From the excipient manufacturer's perspective, the challenge of receiving, completing, and returning numerous customer questionnaires is daunting. Each questionnaire is formatted differently. Questions are sometimes difficult to understand and therefore, difficult to answer properly. Most importantly, because of the manual nature of the process, the hand-completed documents are typically not incorporated into the excipient manufacturers' quality management system.
The EIP concept was developed as a way to elevate the transfer of information from supplier to customer (maker to user) from an inadequate process to a system of reliable, peer-reviewed documents that are managed with the quality system.
The EIP is an integral part of the excipient maker's quality management system. As such, users can be assured that EIPs are prepared by qualified professionals and are internally reviewed for accuracy. EIPs are document-controlled with periodic review, and any changes or updates are managed through revision history and version control.
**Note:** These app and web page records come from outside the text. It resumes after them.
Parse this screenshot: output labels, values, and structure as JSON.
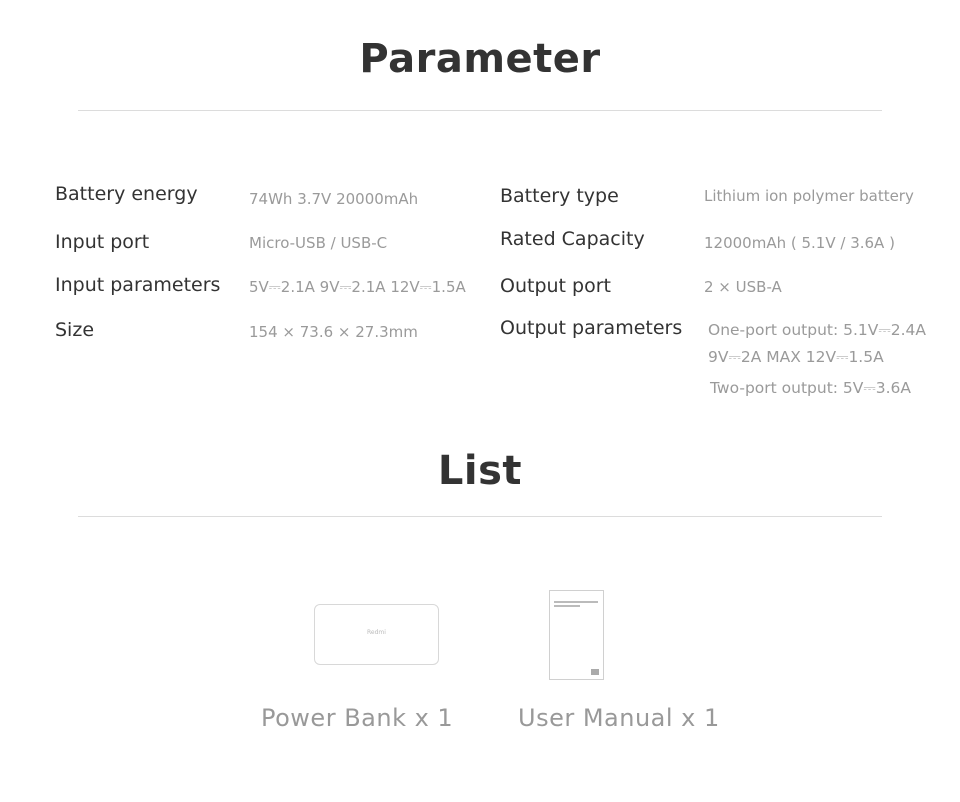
{
  "parameter": {
    "title": "Parameter",
    "left": [
      {
        "label": "Battery energy",
        "value": "74Wh 3.7V  20000mAh"
      },
      {
        "label": "Input port",
        "value": "Micro-USB / USB-C"
      },
      {
        "label": "Input parameters",
        "value": "5V⎓2.1A  9V⎓2.1A  12V⎓1.5A"
      },
      {
        "label": "Size",
        "value": "154 × 73.6 × 27.3mm"
      }
    ],
    "right": [
      {
        "label": "Battery type",
        "value": "Lithium ion polymer battery"
      },
      {
        "label": "Rated Capacity",
        "value": "12000mAh ( 5.1V / 3.6A )"
      },
      {
        "label": "Output port",
        "value": "2 × USB-A"
      },
      {
        "label": "Output parameters",
        "value": "One-port output: 5.1V⎓2.4A",
        "value2": "9V⎓2A MAX    12V⎓1.5A",
        "value3": "Two-port output: 5V⎓3.6A"
      }
    ]
  },
  "list": {
    "title": "List",
    "items": [
      {
        "label": "Power Bank  x 1",
        "logo_text": "Redmi"
      },
      {
        "label": "User Manual  x 1"
      }
    ]
  }
}
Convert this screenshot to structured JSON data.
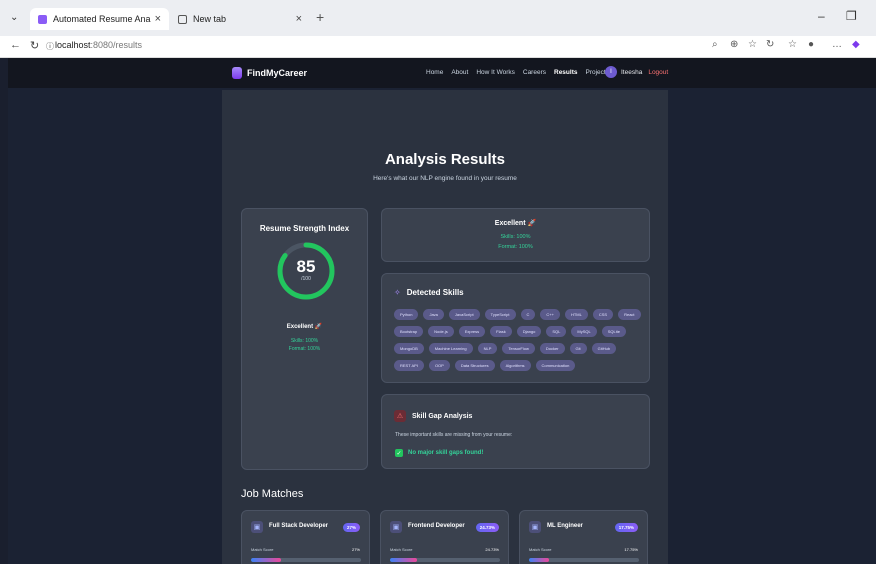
{
  "browser": {
    "tabs": [
      {
        "label": "Automated Resume Analysis & Sk",
        "close": "×"
      },
      {
        "label": "New tab",
        "close": "×"
      }
    ],
    "new_tab": "+",
    "url_host": "localhost",
    "url_path": ":8080/results",
    "window": {
      "minimize": "–",
      "restore": "❐"
    }
  },
  "app": {
    "brand": "FindMyCareer",
    "nav": [
      "Home",
      "About",
      "How It Works",
      "Careers",
      "Results",
      "Projects"
    ],
    "active_nav": "Results",
    "user_initial": "I",
    "user_name": "Iteesha",
    "logout": "Logout"
  },
  "header": {
    "title": "Analysis Results",
    "subtitle": "Here's what our NLP engine found in your resume"
  },
  "strength": {
    "title": "Resume Strength Index",
    "score": "85",
    "max": "/100",
    "score_value": 85,
    "grade": "Excellent 🚀",
    "skills": "Skills: 100%",
    "format": "Format: 100%"
  },
  "summary": {
    "grade": "Excellent 🚀",
    "skills": "Skills: 100%",
    "format": "Format: 100%"
  },
  "skills": {
    "title": "Detected Skills",
    "items": [
      "Python",
      "Java",
      "JavaScript",
      "TypeScript",
      "C",
      "C++",
      "HTML",
      "CSS",
      "React",
      "Bootstrap",
      "Node.js",
      "Express",
      "Flask",
      "Django",
      "SQL",
      "MySQL",
      "SQLite",
      "MongoDB",
      "Machine Learning",
      "NLP",
      "TensorFlow",
      "Docker",
      "Git",
      "GitHub",
      "REST API",
      "OOP",
      "Data Structures",
      "Algorithms",
      "Communication"
    ]
  },
  "gap": {
    "title": "Skill Gap Analysis",
    "desc": "These important skills are missing from your resume:",
    "ok": "No major skill gaps found!"
  },
  "jobs": {
    "title": "Job Matches",
    "match_label": "Match Score",
    "items": [
      {
        "name": "Full Stack Developer",
        "badge": "27%",
        "pct": "27%",
        "value": 27
      },
      {
        "name": "Frontend Developer",
        "badge": "24.73%",
        "pct": "24.73%",
        "value": 24.73
      },
      {
        "name": "ML Engineer",
        "badge": "17.75%",
        "pct": "17.75%",
        "value": 17.75
      }
    ]
  },
  "colors": {
    "accent": "#7c3aed",
    "success": "#22c55e",
    "bg": "#1b2233",
    "card": "#3a414e"
  }
}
The integration into the quality management system and the management of change process ensures that the EIP is always current and meets the needs of the intended target marketplace.
There are other benefits of the EIP process. These include:
Although supplier-information requirements are the same for both large and small pharmaceutical customers, it can be difficult to obtain the completed questionnaires necessary to qualify an excipient if volume history or potential is minimal. Distributors routinely facilitate the delivery and follow-up of their customers' questionnaires. The volume of work associated with this customer-service function requires significant resources. The EIP permits the resources that handle this critical customer-service function to provide meaningful information instead of spending hours tracing the whereabouts of a single questionnaire. Increasingly, upon receipt of a questionnaire from a distributor, the targeted manufacturer is able to respond in a timely manner with a product-specific EIP.
The future vision of the EIP process is that, as new requirements come along, the EIP Protocol will be updated accordingly. Although IPEC–Americas has led the development of the EIP process, the goal is to harmonize globally, which will further enhance the benefits of the process. The International Pharmaceutical Excipients Council Europe will publish the harmonized version of the EIP Protocol in early 2008. The EIP Protocol for use in Japan will be published by the Japan Pharmaceutical Excipients Council in the fourth quarter of 2007.
David Klug is senior manager of GMP at sanofi-aventis US LLC, firstname.lastname@example.org and member of the executive committee of the International Pharmaceutical Council of the Americas (IPEC–Americas). Ann Van Meter is a senior quality system specialist with Dow Chemical Company, and Laura Horne is the US account executive (Southeast) for Mutchler Ingredients. All three authors are members of the excipient qualification and GMP committees for IPEC–Americas.